** Opening Extracted information block **

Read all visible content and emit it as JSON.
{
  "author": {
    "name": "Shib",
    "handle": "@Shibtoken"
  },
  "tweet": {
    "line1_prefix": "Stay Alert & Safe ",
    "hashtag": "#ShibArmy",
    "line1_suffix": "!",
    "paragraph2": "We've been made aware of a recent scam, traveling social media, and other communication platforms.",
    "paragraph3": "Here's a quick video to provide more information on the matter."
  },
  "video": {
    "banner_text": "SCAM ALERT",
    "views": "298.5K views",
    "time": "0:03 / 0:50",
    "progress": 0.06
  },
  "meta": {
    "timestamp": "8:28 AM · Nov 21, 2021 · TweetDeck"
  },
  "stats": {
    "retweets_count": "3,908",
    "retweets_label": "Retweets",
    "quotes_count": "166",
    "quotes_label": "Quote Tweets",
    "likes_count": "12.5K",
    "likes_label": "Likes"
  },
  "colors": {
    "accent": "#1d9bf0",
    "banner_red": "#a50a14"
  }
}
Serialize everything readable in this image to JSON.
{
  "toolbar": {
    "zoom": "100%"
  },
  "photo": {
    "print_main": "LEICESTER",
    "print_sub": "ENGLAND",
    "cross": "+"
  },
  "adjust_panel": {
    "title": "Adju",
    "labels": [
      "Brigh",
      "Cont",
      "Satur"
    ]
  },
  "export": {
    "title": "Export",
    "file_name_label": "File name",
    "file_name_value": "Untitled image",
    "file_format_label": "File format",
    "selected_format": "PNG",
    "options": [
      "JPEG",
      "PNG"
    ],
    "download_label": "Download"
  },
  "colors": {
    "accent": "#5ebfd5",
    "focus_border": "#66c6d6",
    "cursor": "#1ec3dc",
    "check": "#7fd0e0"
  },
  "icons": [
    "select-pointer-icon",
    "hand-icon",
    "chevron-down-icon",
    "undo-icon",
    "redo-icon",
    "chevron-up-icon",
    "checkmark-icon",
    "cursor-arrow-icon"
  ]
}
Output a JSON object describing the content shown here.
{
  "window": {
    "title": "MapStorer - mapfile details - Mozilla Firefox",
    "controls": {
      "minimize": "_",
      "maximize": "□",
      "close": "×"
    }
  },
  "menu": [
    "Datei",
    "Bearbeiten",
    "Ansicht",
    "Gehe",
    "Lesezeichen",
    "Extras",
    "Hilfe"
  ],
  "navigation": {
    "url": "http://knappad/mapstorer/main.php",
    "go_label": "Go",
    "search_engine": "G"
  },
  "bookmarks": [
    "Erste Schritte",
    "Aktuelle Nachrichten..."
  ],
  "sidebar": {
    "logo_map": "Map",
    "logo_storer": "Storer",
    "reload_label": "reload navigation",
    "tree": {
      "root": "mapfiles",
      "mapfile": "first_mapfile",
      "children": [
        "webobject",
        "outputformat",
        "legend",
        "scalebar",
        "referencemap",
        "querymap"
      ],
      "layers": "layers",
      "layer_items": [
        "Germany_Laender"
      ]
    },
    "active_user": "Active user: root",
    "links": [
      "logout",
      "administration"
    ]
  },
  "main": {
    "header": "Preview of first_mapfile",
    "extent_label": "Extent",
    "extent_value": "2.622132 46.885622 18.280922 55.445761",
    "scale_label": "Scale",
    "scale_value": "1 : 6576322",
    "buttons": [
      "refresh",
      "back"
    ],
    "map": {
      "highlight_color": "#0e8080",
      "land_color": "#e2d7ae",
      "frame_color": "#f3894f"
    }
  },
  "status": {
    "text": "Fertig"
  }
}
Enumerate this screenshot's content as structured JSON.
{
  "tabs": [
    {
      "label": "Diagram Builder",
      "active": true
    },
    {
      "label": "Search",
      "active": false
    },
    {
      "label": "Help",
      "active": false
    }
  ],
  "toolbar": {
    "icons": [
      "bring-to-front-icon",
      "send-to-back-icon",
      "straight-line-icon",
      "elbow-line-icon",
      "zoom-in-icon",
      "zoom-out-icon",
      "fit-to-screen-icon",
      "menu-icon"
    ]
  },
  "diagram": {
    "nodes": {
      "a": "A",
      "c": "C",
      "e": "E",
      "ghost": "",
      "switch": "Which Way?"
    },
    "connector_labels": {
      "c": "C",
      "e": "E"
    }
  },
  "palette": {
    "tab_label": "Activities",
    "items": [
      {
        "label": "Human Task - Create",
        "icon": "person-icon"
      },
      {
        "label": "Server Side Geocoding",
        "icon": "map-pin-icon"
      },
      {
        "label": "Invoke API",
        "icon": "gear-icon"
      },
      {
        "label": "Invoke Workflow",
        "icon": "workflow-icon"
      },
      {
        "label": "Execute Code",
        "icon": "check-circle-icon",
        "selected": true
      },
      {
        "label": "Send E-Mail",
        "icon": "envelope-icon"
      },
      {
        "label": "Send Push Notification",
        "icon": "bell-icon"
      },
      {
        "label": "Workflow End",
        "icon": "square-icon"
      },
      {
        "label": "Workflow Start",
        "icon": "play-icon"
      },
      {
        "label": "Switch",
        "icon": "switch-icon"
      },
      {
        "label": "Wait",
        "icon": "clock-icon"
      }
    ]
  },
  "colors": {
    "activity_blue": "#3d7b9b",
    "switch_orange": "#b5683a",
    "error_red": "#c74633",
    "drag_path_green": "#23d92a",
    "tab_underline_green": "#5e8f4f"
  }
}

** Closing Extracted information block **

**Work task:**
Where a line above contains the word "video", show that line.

**Solution:**
    "paragraph3": "Here's a quick video to provide more information on the matter."
  "video": {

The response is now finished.